Nantucket Public Schools fell victim to a ransomware attack at the end of January, which forced the early dismissal and subsequent cancellation of the next school day at their four public schools.
"Earlier this morning, we discovered that Nantucket Public Schools computer systems were compromised by Ransomware," wrote Superintendent Elizabeth Hallett in a statement to the community. "All student and staff devices have been shut down, and our safety and security systems, including phones and security cameras, are also disabled."
The school district warned parents and students not to use school-issued devices at home, "until further notice, as it could compromise home networks," they wrote.
"A continuing drumbeat of cyber intrusions is threatening the nation’s ability to educate our children while also placing personal information and school data at risk," wrote the Cybersecurity and Infrastructure Security Agency (CISA) in their "K-12 Protecting Our Future Report", released at the end of January.

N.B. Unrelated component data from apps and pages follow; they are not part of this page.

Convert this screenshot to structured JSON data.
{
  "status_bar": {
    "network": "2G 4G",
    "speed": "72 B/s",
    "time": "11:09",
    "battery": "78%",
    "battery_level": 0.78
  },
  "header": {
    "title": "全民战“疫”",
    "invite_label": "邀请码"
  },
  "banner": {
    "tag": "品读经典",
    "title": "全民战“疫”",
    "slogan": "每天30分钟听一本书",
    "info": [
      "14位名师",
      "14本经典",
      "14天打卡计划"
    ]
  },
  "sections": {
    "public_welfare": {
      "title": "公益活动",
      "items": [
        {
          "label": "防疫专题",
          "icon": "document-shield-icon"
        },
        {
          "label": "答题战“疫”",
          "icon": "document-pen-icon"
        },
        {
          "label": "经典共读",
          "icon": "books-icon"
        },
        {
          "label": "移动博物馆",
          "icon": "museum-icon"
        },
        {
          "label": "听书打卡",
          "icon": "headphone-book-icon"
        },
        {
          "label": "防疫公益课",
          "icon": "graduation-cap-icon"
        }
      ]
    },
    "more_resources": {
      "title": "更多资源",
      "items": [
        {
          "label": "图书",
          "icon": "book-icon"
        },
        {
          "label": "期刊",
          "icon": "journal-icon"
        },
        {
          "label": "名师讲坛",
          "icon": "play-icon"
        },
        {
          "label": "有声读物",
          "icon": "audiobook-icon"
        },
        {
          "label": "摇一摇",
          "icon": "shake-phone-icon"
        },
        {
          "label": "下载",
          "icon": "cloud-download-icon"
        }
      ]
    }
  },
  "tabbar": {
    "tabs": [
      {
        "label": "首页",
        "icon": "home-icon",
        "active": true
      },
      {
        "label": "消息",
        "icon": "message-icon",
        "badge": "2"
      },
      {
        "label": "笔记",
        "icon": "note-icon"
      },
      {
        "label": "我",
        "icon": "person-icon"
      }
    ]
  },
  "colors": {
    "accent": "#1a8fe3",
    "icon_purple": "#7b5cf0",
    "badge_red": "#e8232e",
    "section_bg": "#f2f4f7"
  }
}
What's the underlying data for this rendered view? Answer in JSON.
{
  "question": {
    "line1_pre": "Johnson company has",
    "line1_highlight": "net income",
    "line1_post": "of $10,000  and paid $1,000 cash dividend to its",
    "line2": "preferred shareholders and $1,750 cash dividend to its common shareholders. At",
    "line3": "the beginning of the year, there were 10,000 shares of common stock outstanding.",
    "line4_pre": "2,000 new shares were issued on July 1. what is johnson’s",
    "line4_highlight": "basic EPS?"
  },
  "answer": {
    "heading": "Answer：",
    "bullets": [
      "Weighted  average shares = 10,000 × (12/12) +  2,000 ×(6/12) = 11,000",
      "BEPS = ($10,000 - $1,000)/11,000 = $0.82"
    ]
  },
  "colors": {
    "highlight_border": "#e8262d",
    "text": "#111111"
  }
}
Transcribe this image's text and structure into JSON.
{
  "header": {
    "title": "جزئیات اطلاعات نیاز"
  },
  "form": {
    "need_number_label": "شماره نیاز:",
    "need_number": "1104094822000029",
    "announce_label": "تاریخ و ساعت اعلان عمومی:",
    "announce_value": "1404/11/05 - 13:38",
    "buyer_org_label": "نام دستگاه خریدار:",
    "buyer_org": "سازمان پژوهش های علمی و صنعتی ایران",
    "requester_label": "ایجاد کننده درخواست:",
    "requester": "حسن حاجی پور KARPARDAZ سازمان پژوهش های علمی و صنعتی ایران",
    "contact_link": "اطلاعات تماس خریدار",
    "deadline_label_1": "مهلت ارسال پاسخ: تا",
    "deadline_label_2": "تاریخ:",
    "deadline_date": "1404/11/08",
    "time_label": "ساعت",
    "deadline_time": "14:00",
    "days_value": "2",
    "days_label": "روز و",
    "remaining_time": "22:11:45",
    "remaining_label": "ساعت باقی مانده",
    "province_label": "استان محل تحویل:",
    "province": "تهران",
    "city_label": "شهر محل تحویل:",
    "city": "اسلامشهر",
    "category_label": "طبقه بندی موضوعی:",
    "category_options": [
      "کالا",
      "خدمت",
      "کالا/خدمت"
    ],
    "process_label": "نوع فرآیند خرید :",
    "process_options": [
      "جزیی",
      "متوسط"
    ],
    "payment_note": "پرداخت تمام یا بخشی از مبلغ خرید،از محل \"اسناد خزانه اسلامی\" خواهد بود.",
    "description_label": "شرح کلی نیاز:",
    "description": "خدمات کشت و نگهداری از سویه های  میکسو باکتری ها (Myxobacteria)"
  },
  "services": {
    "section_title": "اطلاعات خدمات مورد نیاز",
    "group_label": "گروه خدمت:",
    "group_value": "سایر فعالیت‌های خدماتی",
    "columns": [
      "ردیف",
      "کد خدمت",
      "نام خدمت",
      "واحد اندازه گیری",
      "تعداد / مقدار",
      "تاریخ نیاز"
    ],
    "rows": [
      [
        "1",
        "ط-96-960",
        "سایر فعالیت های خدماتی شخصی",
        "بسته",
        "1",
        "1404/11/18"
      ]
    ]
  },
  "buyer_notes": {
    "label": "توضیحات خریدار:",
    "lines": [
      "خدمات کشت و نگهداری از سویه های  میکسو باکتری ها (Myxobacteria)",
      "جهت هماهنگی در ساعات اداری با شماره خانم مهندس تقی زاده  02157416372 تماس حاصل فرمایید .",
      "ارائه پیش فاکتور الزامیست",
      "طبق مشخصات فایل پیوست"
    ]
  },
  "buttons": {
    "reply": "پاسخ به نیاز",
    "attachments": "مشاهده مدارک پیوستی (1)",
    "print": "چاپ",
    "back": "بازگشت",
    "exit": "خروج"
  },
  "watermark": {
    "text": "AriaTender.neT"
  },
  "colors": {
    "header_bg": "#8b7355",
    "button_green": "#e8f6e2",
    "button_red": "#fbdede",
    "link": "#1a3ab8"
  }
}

The report and supplemental toolkit include a framework of recommendations that, as they note, must be taken into consideration at the administrative level, not just the IT level. That doesn't just stop at education, however. IT cybersecurity in 2023 needs to be a discussion at the top levels of every organization, not just public education.